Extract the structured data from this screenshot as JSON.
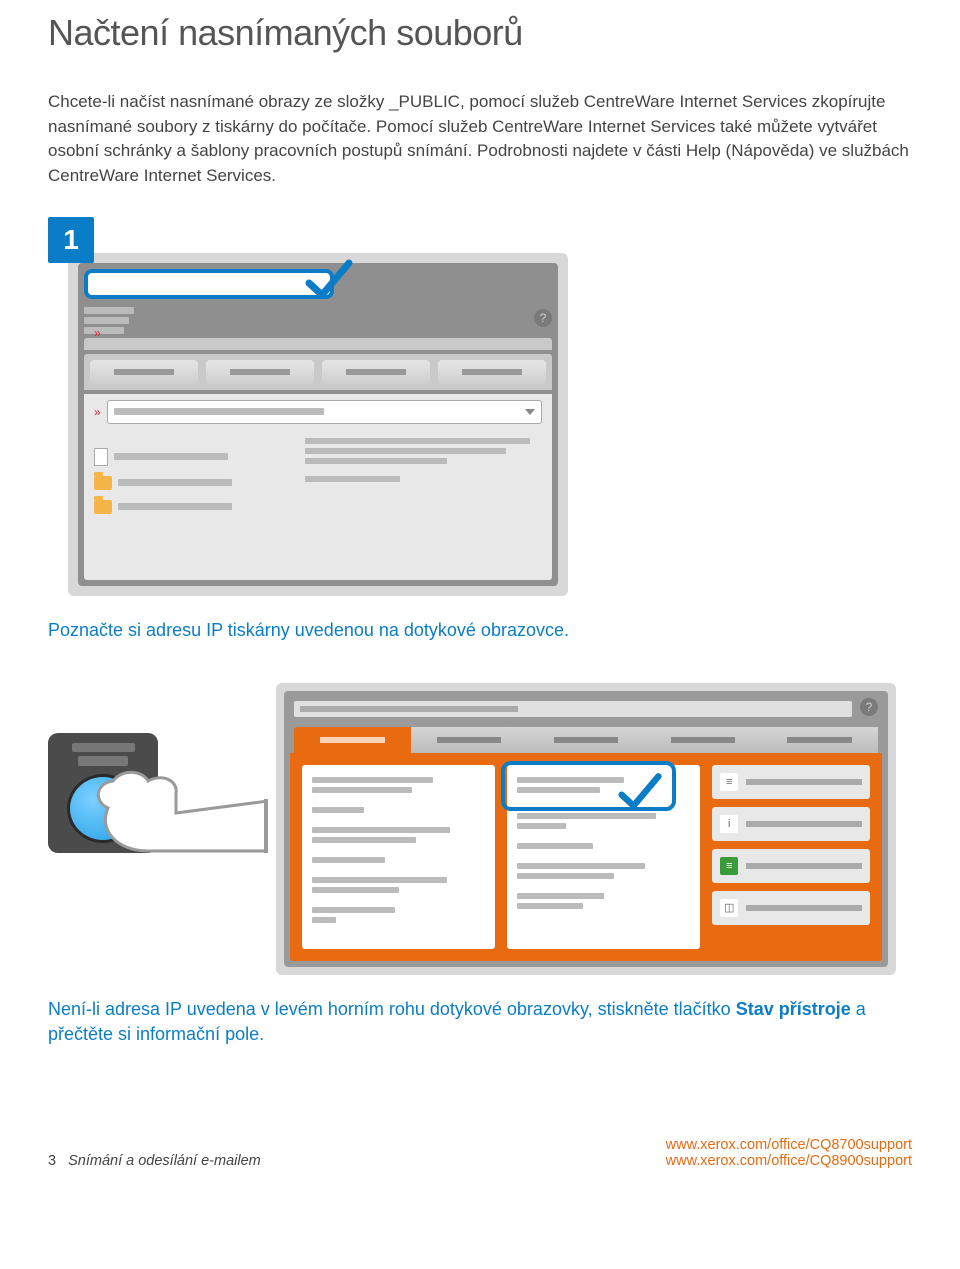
{
  "title": "Načtení nasnímaných souborů",
  "intro": "Chcete-li načíst nasnímané obrazy ze složky _PUBLIC, pomocí služeb CentreWare Internet Services zkopírujte nasnímané soubory z tiskárny do počítače. Pomocí služeb CentreWare Internet Services také můžete vytvářet osobní schránky a šablony pracovních postupů snímání. Podrobnosti najdete v části Help (Nápověda) ve službách CentreWare Internet Services.",
  "step1": {
    "number": "1",
    "note": "Poznačte si adresu IP tiskárny uvedenou na dotykové obrazovce."
  },
  "step2": {
    "note_pre": "Není-li adresa IP uvedena v levém horním rohu dotykové obrazovky, stiskněte tlačítko ",
    "note_bold": "Stav přístroje",
    "note_post": " a přečtěte si informační pole."
  },
  "icons": {
    "help": "?"
  },
  "footer": {
    "page": "3",
    "doc": "Snímání a odesílání e-mailem",
    "url1": "www.xerox.com/office/CQ8700support",
    "url2": "www.xerox.com/office/CQ8900support"
  }
}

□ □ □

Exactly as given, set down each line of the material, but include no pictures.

Extract the structured data from this screenshot as JSON.
{
  "title": "Načtení nasnímaných souborů",
  "intro": "Chcete-li načíst nasnímané obrazy ze složky _PUBLIC, pomocí služeb CentreWare Internet Services zkopírujte nasnímané soubory z tiskárny do počítače. Pomocí služeb CentreWare Internet Services také můžete vytvářet osobní schránky a šablony pracovních postupů snímání. Podrobnosti najdete v části Help (Nápověda) ve službách CentreWare Internet Services.",
  "step1": {
    "number": "1",
    "note": "Poznačte si adresu IP tiskárny uvedenou na dotykové obrazovce."
  },
  "step2": {
    "note_pre": "Není-li adresa IP uvedena v levém horním rohu dotykové obrazovky, stiskněte tlačítko ",
    "note_bold": "Stav přístroje",
    "note_post": " a přečtěte si informační pole."
  },
  "icons": {
    "help": "?"
  },
  "footer": {
    "page": "3",
    "doc": "Snímání a odesílání e-mailem",
    "url1": "www.xerox.com/office/CQ8700support",
    "url2": "www.xerox.com/office/CQ8900support"
  }
}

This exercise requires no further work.